By the time I finish eating it is about 10 minutes from dusk. But the air is so warm and still and the roads are so new and well markered that I know this is going to be a great and memorable way to end the day. If you haven't been for a ride through the Northern California interior this is an area you have to check out. The roads in the Sierra Foothills like most roads in California are in perfect or near perfect condition. Their tax base allows for a high level of road maintenance. The road I hit, HIghway 16, to Jackson was freshly paved within the past week and they had just put up the reflector markers in indicate where the road paint was to go so it looked like I was riding through a video game. You couldn't see the road as it was fresh black asphalt with just the markers visable. The air was almost at body temperature so you had this incredible sensation of near weightlessness careening through the gentle twisties behind the vineyards of Sutter Creek and beyond. Just before I ended up at the destination I came across a highway work crew that had bank upon bank of these super high intensity lights on. Looked at first like a night-time movie shoot. Apparently this is quite common for roadwork to be done during the wee hours in California.
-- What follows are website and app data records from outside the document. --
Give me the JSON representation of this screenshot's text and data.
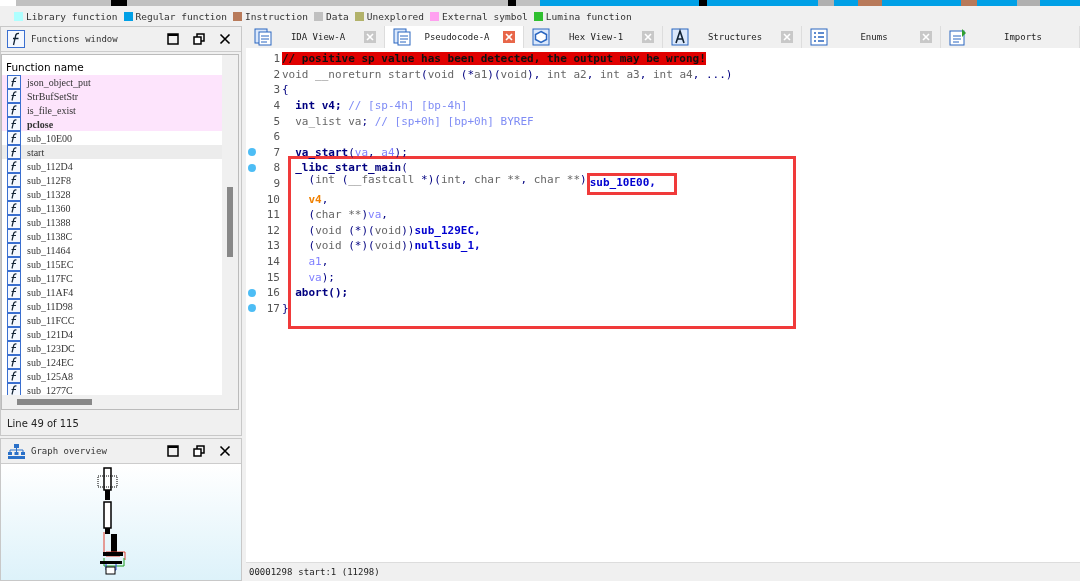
{
  "legend": [
    {
      "label": "Library function",
      "color": "#aeffff"
    },
    {
      "label": "Regular function",
      "color": "#00a0e6"
    },
    {
      "label": "Instruction",
      "color": "#b87a5a"
    },
    {
      "label": "Data",
      "color": "#c0c0c0"
    },
    {
      "label": "Unexplored",
      "color": "#b2b26a"
    },
    {
      "label": "External symbol",
      "color": "#ffa0f0"
    },
    {
      "label": "Lumina function",
      "color": "#30c030"
    }
  ],
  "functions_window": {
    "title": "Functions window",
    "column": "Function name",
    "items": [
      {
        "name": "json_object_put",
        "imported": true,
        "bold": false,
        "selected": false
      },
      {
        "name": "StrBufSetStr",
        "imported": true,
        "bold": false,
        "selected": false
      },
      {
        "name": "is_file_exist",
        "imported": true,
        "bold": false,
        "selected": false
      },
      {
        "name": "pclose",
        "imported": true,
        "bold": true,
        "selected": false
      },
      {
        "name": "sub_10E00",
        "imported": false,
        "bold": false,
        "selected": false
      },
      {
        "name": "start",
        "imported": false,
        "bold": false,
        "selected": true
      },
      {
        "name": "sub_112D4",
        "imported": false,
        "bold": false,
        "selected": false
      },
      {
        "name": "sub_112F8",
        "imported": false,
        "bold": false,
        "selected": false
      },
      {
        "name": "sub_11328",
        "imported": false,
        "bold": false,
        "selected": false
      },
      {
        "name": "sub_11360",
        "imported": false,
        "bold": false,
        "selected": false
      },
      {
        "name": "sub_11388",
        "imported": false,
        "bold": false,
        "selected": false
      },
      {
        "name": "sub_1138C",
        "imported": false,
        "bold": false,
        "selected": false
      },
      {
        "name": "sub_11464",
        "imported": false,
        "bold": false,
        "selected": false
      },
      {
        "name": "sub_115EC",
        "imported": false,
        "bold": false,
        "selected": false
      },
      {
        "name": "sub_117FC",
        "imported": false,
        "bold": false,
        "selected": false
      },
      {
        "name": "sub_11AF4",
        "imported": false,
        "bold": false,
        "selected": false
      },
      {
        "name": "sub_11D98",
        "imported": false,
        "bold": false,
        "selected": false
      },
      {
        "name": "sub_11FCC",
        "imported": false,
        "bold": false,
        "selected": false
      },
      {
        "name": "sub_121D4",
        "imported": false,
        "bold": false,
        "selected": false
      },
      {
        "name": "sub_123DC",
        "imported": false,
        "bold": false,
        "selected": false
      },
      {
        "name": "sub_124EC",
        "imported": false,
        "bold": false,
        "selected": false
      },
      {
        "name": "sub_125A8",
        "imported": false,
        "bold": false,
        "selected": false
      },
      {
        "name": "sub_1277C",
        "imported": false,
        "bold": false,
        "selected": false
      }
    ],
    "status": "Line 49 of 115"
  },
  "graph_overview": {
    "title": "Graph overview"
  },
  "tabs": [
    {
      "label": "IDA View-A",
      "selected": false
    },
    {
      "label": "Pseudocode-A",
      "selected": true
    },
    {
      "label": "Hex View-1",
      "selected": false
    },
    {
      "label": "Structures",
      "selected": false
    },
    {
      "label": "Enums",
      "selected": false
    },
    {
      "label": "Imports",
      "selected": false
    }
  ],
  "code": [
    {
      "number": "1",
      "breakpoint": false,
      "in_frame": false,
      "tokens": [
        {
          "text": "// positive sp value has been detected, the output may be wrong!",
          "kind": "warning"
        }
      ]
    },
    {
      "number": "2",
      "breakpoint": false,
      "in_frame": false,
      "tokens": [
        {
          "text": "void __noreturn start",
          "kind": "type"
        },
        {
          "text": "(",
          "kind": "punct"
        },
        {
          "text": "void ",
          "kind": "type"
        },
        {
          "text": "(*",
          "kind": "punct"
        },
        {
          "text": "a1",
          "kind": "type"
        },
        {
          "text": ")(",
          "kind": "punct"
        },
        {
          "text": "void",
          "kind": "type"
        },
        {
          "text": "), ",
          "kind": "punct"
        },
        {
          "text": "int a2",
          "kind": "type"
        },
        {
          "text": ", ",
          "kind": "punct"
        },
        {
          "text": "int a3",
          "kind": "type"
        },
        {
          "text": ", ",
          "kind": "punct"
        },
        {
          "text": "int a4",
          "kind": "type"
        },
        {
          "text": ", ...)",
          "kind": "punct"
        }
      ]
    },
    {
      "number": "3",
      "breakpoint": false,
      "in_frame": false,
      "tokens": [
        {
          "text": "{",
          "kind": "punct"
        }
      ]
    },
    {
      "number": "4",
      "breakpoint": false,
      "in_frame": false,
      "tokens": [
        {
          "text": "  int v4; ",
          "kind": "ident"
        },
        {
          "text": "// [sp-4h] [bp-4h]",
          "kind": "comment"
        }
      ]
    },
    {
      "number": "5",
      "breakpoint": false,
      "in_frame": false,
      "tokens": [
        {
          "text": "  va_list va",
          "kind": "type"
        },
        {
          "text": "; ",
          "kind": "punct"
        },
        {
          "text": "// [sp+0h] [bp+0h] BYREF",
          "kind": "comment"
        }
      ]
    },
    {
      "number": "6",
      "breakpoint": false,
      "in_frame": false
    },
    {
      "number": "7",
      "breakpoint": true,
      "in_frame": false,
      "tokens": [
        {
          "text": "  va_start",
          "kind": "ident"
        },
        {
          "text": "(",
          "kind": "punct"
        },
        {
          "text": "va",
          "kind": "var"
        },
        {
          "text": ", ",
          "kind": "punct"
        },
        {
          "text": "a4",
          "kind": "var"
        },
        {
          "text": ");",
          "kind": "punct"
        }
      ]
    },
    {
      "number": "8",
      "breakpoint": true,
      "in_frame": true,
      "tokens": [
        {
          "text": "  _libc_start_main",
          "kind": "ident"
        },
        {
          "text": "(",
          "kind": "punct"
        }
      ]
    },
    {
      "number": "9",
      "breakpoint": false,
      "in_frame": true,
      "tokens": [
        {
          "text": "    (",
          "kind": "punct"
        },
        {
          "text": "int ",
          "kind": "type"
        },
        {
          "text": "(",
          "kind": "punct"
        },
        {
          "text": "__fastcall ",
          "kind": "type"
        },
        {
          "text": "*)(",
          "kind": "punct"
        },
        {
          "text": "int",
          "kind": "type"
        },
        {
          "text": ", ",
          "kind": "punct"
        },
        {
          "text": "char **",
          "kind": "type"
        },
        {
          "text": ", ",
          "kind": "punct"
        },
        {
          "text": "char **",
          "kind": "type"
        },
        {
          "text": ")",
          "kind": "punct"
        },
        {
          "text": "sub_10E00,",
          "kind": "func",
          "framed": true
        }
      ]
    },
    {
      "number": "10",
      "breakpoint": false,
      "in_frame": true,
      "tokens": [
        {
          "text": "    v4",
          "kind": "local"
        },
        {
          "text": ",",
          "kind": "punct"
        }
      ]
    },
    {
      "number": "11",
      "breakpoint": false,
      "in_frame": true,
      "tokens": [
        {
          "text": "    (",
          "kind": "punct"
        },
        {
          "text": "char **",
          "kind": "type"
        },
        {
          "text": ")",
          "kind": "punct"
        },
        {
          "text": "va",
          "kind": "var"
        },
        {
          "text": ",",
          "kind": "punct"
        }
      ]
    },
    {
      "number": "12",
      "breakpoint": false,
      "in_frame": true,
      "tokens": [
        {
          "text": "    (",
          "kind": "punct"
        },
        {
          "text": "void ",
          "kind": "type"
        },
        {
          "text": "(*)(",
          "kind": "punct"
        },
        {
          "text": "void",
          "kind": "type"
        },
        {
          "text": "))",
          "kind": "punct"
        },
        {
          "text": "sub_129EC,",
          "kind": "func"
        }
      ]
    },
    {
      "number": "13",
      "breakpoint": false,
      "in_frame": true,
      "tokens": [
        {
          "text": "    (",
          "kind": "punct"
        },
        {
          "text": "void ",
          "kind": "type"
        },
        {
          "text": "(*)(",
          "kind": "punct"
        },
        {
          "text": "void",
          "kind": "type"
        },
        {
          "text": "))",
          "kind": "punct"
        },
        {
          "text": "nullsub_1,",
          "kind": "func"
        }
      ]
    },
    {
      "number": "14",
      "breakpoint": false,
      "in_frame": true,
      "tokens": [
        {
          "text": "    a1",
          "kind": "var"
        },
        {
          "text": ",",
          "kind": "punct"
        }
      ]
    },
    {
      "number": "15",
      "breakpoint": false,
      "in_frame": true,
      "tokens": [
        {
          "text": "    va",
          "kind": "var"
        },
        {
          "text": ");",
          "kind": "punct"
        }
      ]
    },
    {
      "number": "16",
      "breakpoint": true,
      "in_frame": true,
      "tokens": [
        {
          "text": "  abort();",
          "kind": "ident"
        }
      ]
    },
    {
      "number": "17",
      "breakpoint": true,
      "in_frame": true,
      "tokens": [
        {
          "text": "}",
          "kind": "punct"
        }
      ]
    }
  ],
  "status_bar": {
    "address": "00001298",
    "location": "start:1 (11298)"
  }
}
Turned out this road crew was not working for the State but for a Casino. They were repaving a road cadillac style in the middle of nowhere to this casino... The day's riding ended at 9:00 pm at my Dad's. Time for a beer and some conversation.
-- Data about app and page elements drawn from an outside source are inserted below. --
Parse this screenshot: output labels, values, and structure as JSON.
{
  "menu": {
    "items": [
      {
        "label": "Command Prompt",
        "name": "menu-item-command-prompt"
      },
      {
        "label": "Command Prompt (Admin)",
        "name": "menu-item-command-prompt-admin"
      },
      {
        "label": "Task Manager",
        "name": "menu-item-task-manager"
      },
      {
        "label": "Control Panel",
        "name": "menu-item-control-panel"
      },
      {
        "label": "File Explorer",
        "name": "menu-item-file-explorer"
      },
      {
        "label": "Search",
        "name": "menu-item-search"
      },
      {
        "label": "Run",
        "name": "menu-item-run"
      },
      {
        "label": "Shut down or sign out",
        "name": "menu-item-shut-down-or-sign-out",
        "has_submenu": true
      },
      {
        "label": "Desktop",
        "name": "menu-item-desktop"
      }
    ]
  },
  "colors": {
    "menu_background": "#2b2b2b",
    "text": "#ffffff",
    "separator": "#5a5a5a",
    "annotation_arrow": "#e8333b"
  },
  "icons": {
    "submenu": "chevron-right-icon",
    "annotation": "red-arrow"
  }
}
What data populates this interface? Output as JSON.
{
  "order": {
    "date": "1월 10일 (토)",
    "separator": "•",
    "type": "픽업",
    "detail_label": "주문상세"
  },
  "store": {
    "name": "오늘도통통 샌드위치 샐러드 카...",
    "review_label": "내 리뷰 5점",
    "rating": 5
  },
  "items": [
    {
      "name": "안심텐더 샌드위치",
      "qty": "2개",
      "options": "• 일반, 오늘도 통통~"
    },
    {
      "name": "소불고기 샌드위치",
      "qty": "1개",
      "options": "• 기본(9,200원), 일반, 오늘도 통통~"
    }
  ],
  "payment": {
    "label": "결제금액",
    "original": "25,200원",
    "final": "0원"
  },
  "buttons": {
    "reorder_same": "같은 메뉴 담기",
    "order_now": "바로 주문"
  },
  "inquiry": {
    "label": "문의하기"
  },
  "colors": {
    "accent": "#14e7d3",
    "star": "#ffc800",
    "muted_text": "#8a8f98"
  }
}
· Banned
3,047 Posts
:devillook ...You're pushing me over the edge. But I don't mind. :)

I'm on vacation -supposedly a time to relax- but since both 'Escape Plan A' and 'Escape Plan B' have fallen apart, I've been miserable and bored to tears. Plan A was to go to Nova Scotia for the 'Festival of Speed'. But it was cancelled, leaving me stuck with these vacation dates. No problem: Plan B was a riding trip (south) ...but then somebody tried to steal my bike and it's been in the shop since before labor day weekend. I rode so little all summer (work demands :firemad) and now my 'vacation' is slippin' away. I'm more stressed out as each day passes. Or 'was'...


Today I learned my bike might be ready tomorrow afternoon (re: attempted-theft damages finally fixed at $3K'ish :rolleyes) and there's nothing stopping me from...
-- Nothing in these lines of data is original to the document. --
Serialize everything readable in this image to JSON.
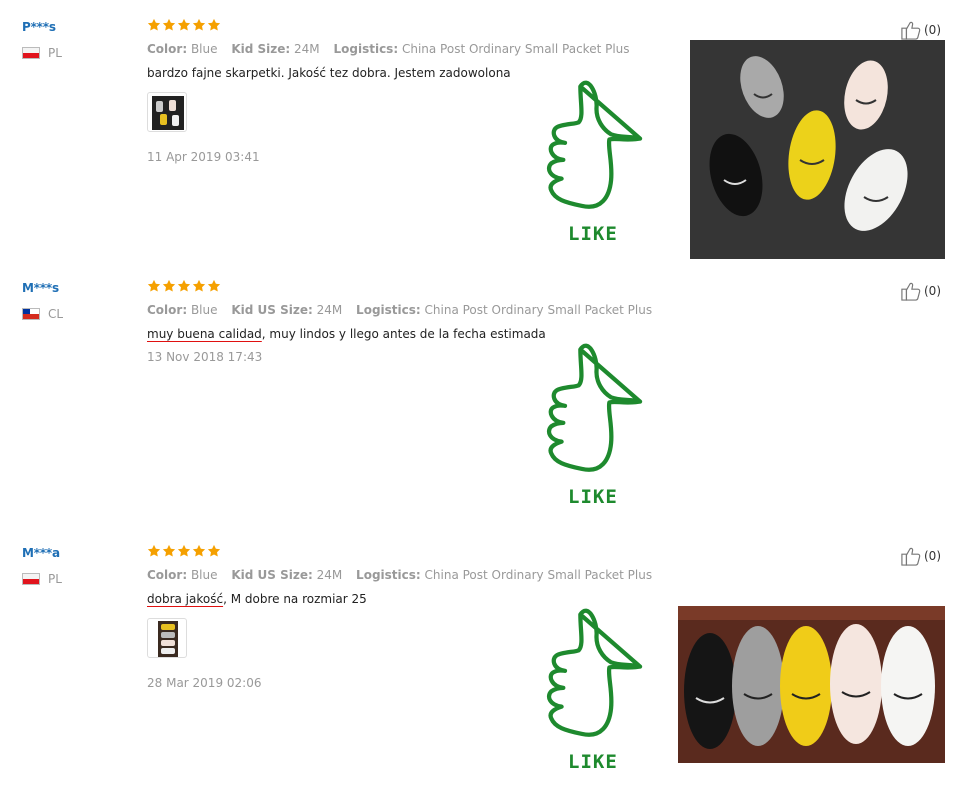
{
  "reviews": [
    {
      "user": "P***s",
      "country": "PL",
      "rating": 5,
      "meta": {
        "color_label": "Color:",
        "color_value": "Blue",
        "size_label": "Kid Size:",
        "size_value": "24M",
        "logistics_label": "Logistics:",
        "logistics_value": "China Post Ordinary Small Packet Plus"
      },
      "text_plain": "bardzo fajne skarpetki. Jakość tez dobra. Jestem zadowolona",
      "date": "11 Apr 2019 03:41",
      "helpful_count": "(0)",
      "like_label": "LIKE"
    },
    {
      "user": "M***s",
      "country": "CL",
      "rating": 5,
      "meta": {
        "color_label": "Color:",
        "color_value": "Blue",
        "size_label": "Kid US Size:",
        "size_value": "24M",
        "logistics_label": "Logistics:",
        "logistics_value": "China Post Ordinary Small Packet Plus"
      },
      "text_underlined": "muy buena calidad",
      "text_rest": ", muy lindos y llego antes de la fecha estimada",
      "date": "13 Nov 2018 17:43",
      "helpful_count": "(0)",
      "like_label": "LIKE"
    },
    {
      "user": "M***a",
      "country": "PL",
      "rating": 5,
      "meta": {
        "color_label": "Color:",
        "color_value": "Blue",
        "size_label": "Kid US Size:",
        "size_value": "24M",
        "logistics_label": "Logistics:",
        "logistics_value": "China Post Ordinary Small Packet Plus"
      },
      "text_underlined": "dobra jakość",
      "text_rest": ", M dobre na rozmiar 25",
      "date": "28 Mar 2019 02:06",
      "helpful_count": "(0)",
      "like_label": "LIKE"
    }
  ],
  "colors": {
    "username": "#1f6fb5",
    "star": "#f5a000",
    "like_green": "#1e8a2e",
    "underline_red": "#e01010",
    "meta_gray": "#999999"
  },
  "icons": [
    "thumbs-up-icon",
    "star-icon",
    "flag-icon"
  ]
}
:) Keep writing. Mention a few roads. ;) Leave a trail of bread-crumbs... :D


· Posing with conviction
5,399 Posts
Discussion Starter · #10 · (Edited)
Tony, I haven't finished yet. Been swamped with work over the past few days. And yes, I am glad I made it back in one piece. I did see a couple of those skid marks you were mentioning a few weeks ago. Washington and Oregon have some remarkable roads. Later :)

Chaz, the season IS NOT over despite the general tone around here. Still many weeks of riding left. The glass is half full, not half empty!!


Charles. Reread your post. Man is that ever a bummmmer. The weather is picking up for the rest of the week. 3 words. Mt. Saint Helens. Everything should revolve around that if you have 3 days. Can be done in 2. Throw Chuckanut in as well.

· Ride the winds of change
1,994 Posts

Go to SBNW in late August next year. Then you can ride the east side of Mnt. Saint Hellens many times. The road past Windy Ridge to Randle has many invisible bumps. A sport tourer does very well in that area over a sport bike with the softer suspension.

I'm very partial to riding down the Cascades in Oregon though.
Its just amazing whats offered to us by riding a few days.


· Mmm...beer
2,144 Posts
Sounds like a great trip.
1 - 12 of 12 Posts
This is an older thread, you may not receive a response, and could be reviving an old thread. Please consider creating a new thread.